Drink driving laws extended to water
New laws to outlaw drink driving on the water have been approved by the House of Assembly.
The new requirements for private boats also included stricter blood alcohol limits for the operators of recreational vessels.
Lawrence Scott, the transport minister, said the changes would “bring marine operations in line with road safety when it comes to impaired driving”.
The legal limit for the skipper of a private boat be will 80 milligrams of alcohol in 100 millilitres of blood – the same level applied to road users.
But the limit will be lower – 50 milligrams of alcohol in 100 millilitres of blood – for operators of an “island boat”, defined as a vessel operated for “hire or reward” in Bermuda waters.
Michael Weeks, a Government back bencher and the chairman of the Water Safety Council, welcomed the move.

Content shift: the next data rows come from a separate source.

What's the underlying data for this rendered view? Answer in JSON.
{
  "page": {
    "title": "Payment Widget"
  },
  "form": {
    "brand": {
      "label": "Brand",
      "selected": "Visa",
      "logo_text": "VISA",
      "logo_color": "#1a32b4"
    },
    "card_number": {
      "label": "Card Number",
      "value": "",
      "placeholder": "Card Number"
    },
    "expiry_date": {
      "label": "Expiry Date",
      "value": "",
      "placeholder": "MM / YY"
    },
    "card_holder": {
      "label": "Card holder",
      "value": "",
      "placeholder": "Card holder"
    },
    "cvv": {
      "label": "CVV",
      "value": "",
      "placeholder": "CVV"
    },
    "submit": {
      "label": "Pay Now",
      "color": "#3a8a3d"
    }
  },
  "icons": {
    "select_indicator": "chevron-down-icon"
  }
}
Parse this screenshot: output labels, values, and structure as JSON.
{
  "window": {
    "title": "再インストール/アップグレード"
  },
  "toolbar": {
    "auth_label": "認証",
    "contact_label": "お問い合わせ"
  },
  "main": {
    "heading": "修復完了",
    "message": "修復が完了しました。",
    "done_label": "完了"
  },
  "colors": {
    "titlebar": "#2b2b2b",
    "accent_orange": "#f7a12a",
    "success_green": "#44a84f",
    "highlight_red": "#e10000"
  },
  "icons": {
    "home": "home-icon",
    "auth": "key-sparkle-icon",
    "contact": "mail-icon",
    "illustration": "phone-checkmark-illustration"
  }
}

He added: “To get a pleasure craft, all one has to have the funds to purchase it.
“Competency has never been an issue. I hope this bill goes a long way in addressing that.”
Mr Weeks added: “Accidents are increasing, and they will increase because the traffic on our waters is increasing, so I commend the minister for taking this step.”
He said: “People that drive under the influence is a real issue in Bermuda.
“One of the biggest issues we have to address is drinking and boating around our shores.”
Mr Weeks added: “The more people we see on the water, the more issues we will have with those under the influence.”
Mr Scott said in the House of Assembly last Friday that Bermuda’s maritime regulations had to be updated before an audit next February by the International Maritime Organisation, a United Nations body set up to regulate shipping around the world.
Mr Scott said some shortcomings had been found in the island’s 58-year-old maritime legislation, which covered areas such as oil pollution, and search and rescue.
He added he Marine and Ports Service Bill was designed to bring “modern practices in Bermuda’s territorial waters” and will require international standards to be met by Bermudian boats.
Mr Scott said the 1962 Act required “extensive modernisation” before the IMO audit.
Scott Pearman, the Shadow Minister for Legal Affairs and Transport, said it was “important and commendable that Bermuda stay at the forefront”.
But he added there was “an apparent tendency of this particular Government to seek to place greater power in the hands of ministers”.
Mr Scott said the legislation did not cover Bermuda’s exclusive economic zone, which will be patrolled by the Bermuda Coastguard.
He added the legislation did not give more power to the minister, but that it made it clear that the minister was ultimately responsible.